§ **Task item**: Nothing in the records may be changed; reproduce all of them.

─── Data shown ───

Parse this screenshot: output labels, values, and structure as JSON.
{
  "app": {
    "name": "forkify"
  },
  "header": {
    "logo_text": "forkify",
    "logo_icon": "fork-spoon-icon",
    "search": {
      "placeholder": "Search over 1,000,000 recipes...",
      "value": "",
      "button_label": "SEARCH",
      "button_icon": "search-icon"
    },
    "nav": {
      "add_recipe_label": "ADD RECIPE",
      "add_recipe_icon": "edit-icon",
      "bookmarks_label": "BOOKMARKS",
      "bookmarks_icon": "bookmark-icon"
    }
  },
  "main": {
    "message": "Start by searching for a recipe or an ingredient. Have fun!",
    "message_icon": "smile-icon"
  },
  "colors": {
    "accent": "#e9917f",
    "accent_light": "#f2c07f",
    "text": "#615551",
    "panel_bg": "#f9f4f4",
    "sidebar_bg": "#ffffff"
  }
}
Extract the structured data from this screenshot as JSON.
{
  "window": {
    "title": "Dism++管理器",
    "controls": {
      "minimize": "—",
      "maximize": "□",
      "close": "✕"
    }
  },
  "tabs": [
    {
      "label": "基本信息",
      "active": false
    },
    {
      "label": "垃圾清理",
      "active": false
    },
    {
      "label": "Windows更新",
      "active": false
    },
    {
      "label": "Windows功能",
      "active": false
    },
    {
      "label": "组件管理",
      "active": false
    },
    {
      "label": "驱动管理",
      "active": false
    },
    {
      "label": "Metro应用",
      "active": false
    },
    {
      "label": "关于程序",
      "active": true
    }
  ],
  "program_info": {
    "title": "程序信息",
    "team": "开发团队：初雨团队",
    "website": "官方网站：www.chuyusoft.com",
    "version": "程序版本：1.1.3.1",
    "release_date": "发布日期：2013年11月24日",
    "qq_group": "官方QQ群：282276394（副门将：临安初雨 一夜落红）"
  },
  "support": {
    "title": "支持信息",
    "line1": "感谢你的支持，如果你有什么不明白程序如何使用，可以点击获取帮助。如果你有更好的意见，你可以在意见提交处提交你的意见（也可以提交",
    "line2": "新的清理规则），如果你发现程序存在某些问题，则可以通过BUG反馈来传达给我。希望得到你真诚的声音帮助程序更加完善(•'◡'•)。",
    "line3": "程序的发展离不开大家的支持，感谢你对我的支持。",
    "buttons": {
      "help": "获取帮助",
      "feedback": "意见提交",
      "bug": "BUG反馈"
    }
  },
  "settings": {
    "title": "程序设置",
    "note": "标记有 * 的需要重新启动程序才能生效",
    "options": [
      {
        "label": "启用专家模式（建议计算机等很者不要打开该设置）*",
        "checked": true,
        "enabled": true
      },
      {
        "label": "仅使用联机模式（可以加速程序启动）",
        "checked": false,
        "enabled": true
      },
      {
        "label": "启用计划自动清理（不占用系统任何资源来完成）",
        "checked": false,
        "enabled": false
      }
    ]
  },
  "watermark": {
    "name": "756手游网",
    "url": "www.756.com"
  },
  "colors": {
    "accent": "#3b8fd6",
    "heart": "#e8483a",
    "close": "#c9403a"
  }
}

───

§ **Worked solution**:
Parse this screenshot: output labels, values, and structure as JSON.
{
  "app": {
    "name": "forkify"
  },
  "header": {
    "logo_text": "forkify",
    "logo_icon": "fork-spoon-icon",
    "search": {
      "placeholder": "Search over 1,000,000 recipes...",
      "value": "",
      "button_label": "SEARCH",
      "button_icon": "search-icon"
    },
    "nav": {
      "add_recipe_label": "ADD RECIPE",
      "add_recipe_icon": "edit-icon",
      "bookmarks_label": "BOOKMARKS",
      "bookmarks_icon": "bookmark-icon"
    }
  },
  "main": {
    "message": "Start by searching for a recipe or an ingredient. Have fun!",
    "message_icon": "smile-icon"
  },
  "colors": {
    "accent": "#e9917f",
    "accent_light": "#f2c07f",
    "text": "#615551",
    "panel_bg": "#f9f4f4",
    "sidebar_bg": "#ffffff"
  }
}
Extract the structured data from this screenshot as JSON.
{
  "window": {
    "title": "Dism++管理器",
    "controls": {
      "minimize": "—",
      "maximize": "□",
      "close": "✕"
    }
  },
  "tabs": [
    {
      "label": "基本信息",
      "active": false
    },
    {
      "label": "垃圾清理",
      "active": false
    },
    {
      "label": "Windows更新",
      "active": false
    },
    {
      "label": "Windows功能",
      "active": false
    },
    {
      "label": "组件管理",
      "active": false
    },
    {
      "label": "驱动管理",
      "active": false
    },
    {
      "label": "Metro应用",
      "active": false
    },
    {
      "label": "关于程序",
      "active": true
    }
  ],
  "program_info": {
    "title": "程序信息",
    "team": "开发团队：初雨团队",
    "website": "官方网站：www.chuyusoft.com",
    "version": "程序版本：1.1.3.1",
    "release_date": "发布日期：2013年11月24日",
    "qq_group": "官方QQ群：282276394（副门将：临安初雨 一夜落红）"
  },
  "support": {
    "title": "支持信息",
    "line1": "感谢你的支持，如果你有什么不明白程序如何使用，可以点击获取帮助。如果你有更好的意见，你可以在意见提交处提交你的意见（也可以提交",
    "line2": "新的清理规则），如果你发现程序存在某些问题，则可以通过BUG反馈来传达给我。希望得到你真诚的声音帮助程序更加完善(•'◡'•)。",
    "line3": "程序的发展离不开大家的支持，感谢你对我的支持。",
    "buttons": {
      "help": "获取帮助",
      "feedback": "意见提交",
      "bug": "BUG反馈"
    }
  },
  "settings": {
    "title": "程序设置",
    "note": "标记有 * 的需要重新启动程序才能生效",
    "options": [
      {
        "label": "启用专家模式（建议计算机等很者不要打开该设置）*",
        "checked": true,
        "enabled": true
      },
      {
        "label": "仅使用联机模式（可以加速程序启动）",
        "checked": false,
        "enabled": true
      },
      {
        "label": "启用计划自动清理（不占用系统任何资源来完成）",
        "checked": false,
        "enabled": false
      }
    ]
  },
  "watermark": {
    "name": "756手游网",
    "url": "www.756.com"
  },
  "colors": {
    "accent": "#3b8fd6",
    "heart": "#e8483a",
    "close": "#c9403a"
  }
}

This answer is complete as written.